|Hopefully you've already read
the News Herald story on the jail options. If not go back and read it.
I have presented an option to commission to finally address the three main problems at the jail. Those being overcrowding, classification and officer safety and the beauty of this proposal is it requires no tax increases adds no additional costs to tax payers nor does it impact the county budget.
Next year the county will pay off existing debt that will free up $400,000 and an additional $275,000 will be available in 2020. Adding just a little additional funding, that's readily available, would easily allow us to fund a one to ten million dollar addition to the current jail. Maybe even a little more. Can we solve our problems with one to ten million dollars? You better believe we can. Is that what the stake holders want? Absolutely not.
The LCCPC committee has been working on this issue for four or five years now and has spent more than a hundred thousand dollars in the process and we're not one brick closer to solving the problem. It's time to take a different approach.
The Loudon County Corrections Partnership Committee (LCCPC), Jail Committee has been working on coming up with a plan to solve the jail problems. The Loudon County Corrections Partnership Committee, Jail Committee, is made up of Sheriff Tim Guider, Judge Rex Dale, Court Clerk Lisa Niles, Attorney General Russell Johnson, Commissioners Leo Bradshaw, Henry Cullen, Bill Satterfield and Mayor Buddy Bradshaw. Guider, Dale, Niles and Johnson are considered the stakeholders.
The stakeholders from the onset have been determined to abandoned the current Justice Center in favor of an all new, grand facility. Big new offices, big new courtrooms big new everything. Problem is, that would cost a lot of money requiring big tax increases not to mention the increase in operating costs.
Their most recent proposal is to add another $50 litigation tax, collect it for two years to see how much money it brings in then decide later what to build. In the mean time, the jail would remain decertified, dangerous conditions would remain for inmates and officer safety would not be improved. That makes no since whatsoever. It's painfully obvious that the stakeholders plan is still to build the new, big facility. Otherwise, why not move forward with the 1-10 plan.

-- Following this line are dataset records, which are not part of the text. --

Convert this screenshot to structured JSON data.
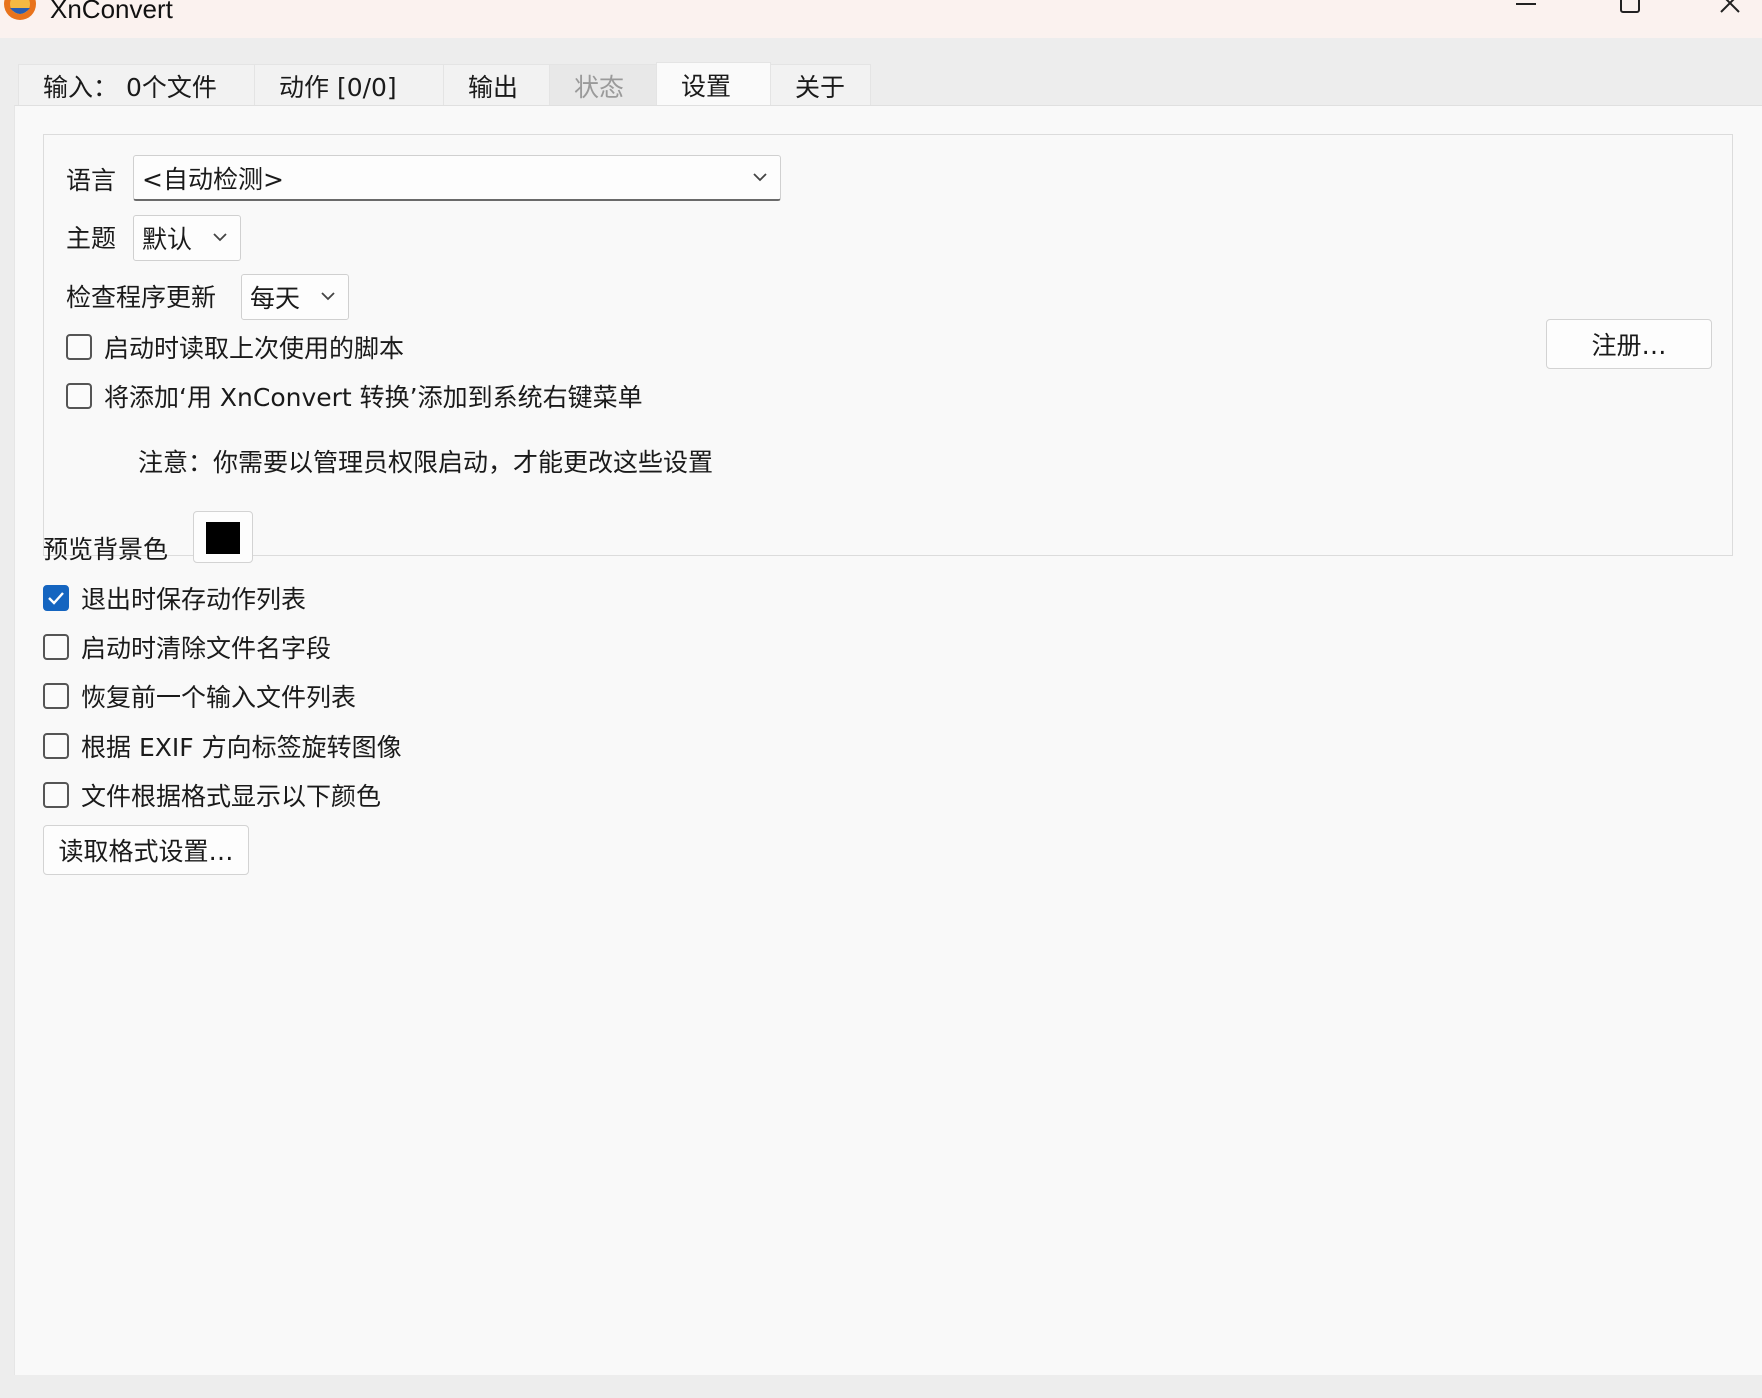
{
  "window": {
    "title": "XnConvert"
  },
  "tabs": [
    {
      "label": "输入：  0个文件",
      "state": "normal"
    },
    {
      "label": "动作 [0/0]",
      "state": "normal"
    },
    {
      "label": "输出",
      "state": "normal"
    },
    {
      "label": "状态",
      "state": "disabled"
    },
    {
      "label": "设置",
      "state": "active"
    },
    {
      "label": "关于",
      "state": "normal"
    }
  ],
  "settings": {
    "language": {
      "label": "语言",
      "value": "<自动检测>"
    },
    "theme": {
      "label": "主题",
      "value": "默认"
    },
    "update_check": {
      "label": "检查程序更新",
      "value": "每天"
    },
    "load_last_script": {
      "label": "启动时读取上次使用的脚本",
      "checked": false
    },
    "context_menu": {
      "label": "将添加‘用 XnConvert 转换’添加到系统右键菜单",
      "checked": false
    },
    "register_button": "注册…",
    "admin_note": "注意：你需要以管理员权限启动，才能更改这些设置",
    "preview_bg": {
      "label": "预览背景色",
      "color": "#000000"
    },
    "options": [
      {
        "label": "退出时保存动作列表",
        "checked": true
      },
      {
        "label": "启动时清除文件名字段",
        "checked": false
      },
      {
        "label": "恢复前一个输入文件列表",
        "checked": false
      },
      {
        "label": "根据 EXIF 方向标签旋转图像",
        "checked": false
      },
      {
        "label": "文件根据格式显示以下颜色",
        "checked": false
      }
    ],
    "read_format_button": "读取格式设置…"
  },
  "colors": {
    "accent": "#1565c0",
    "titlebar": "#fbf2ef"
  }
}
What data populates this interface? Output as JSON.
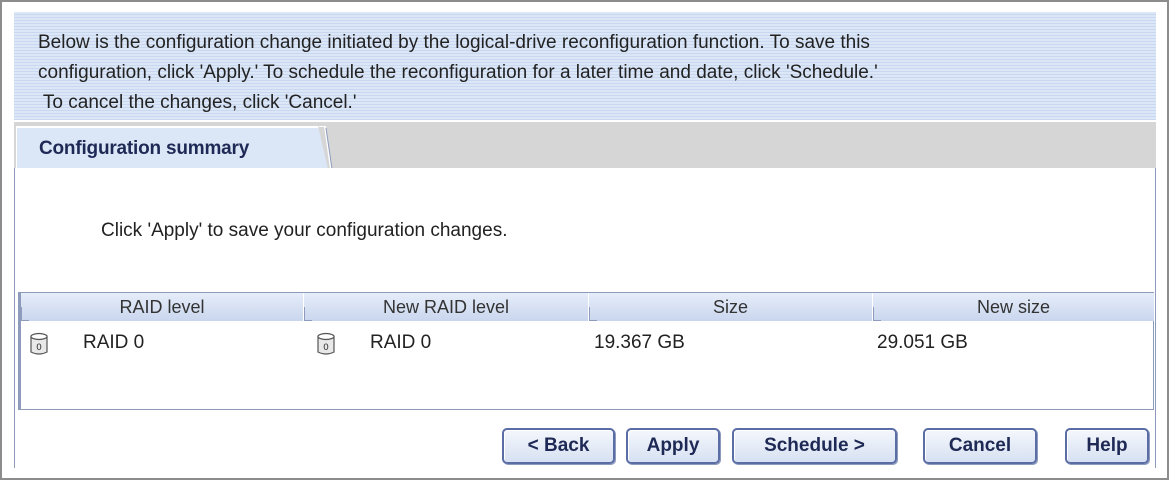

So we now have an easy option that will solve our problems affordably and quickly. Wasn't that the goal from the beginning?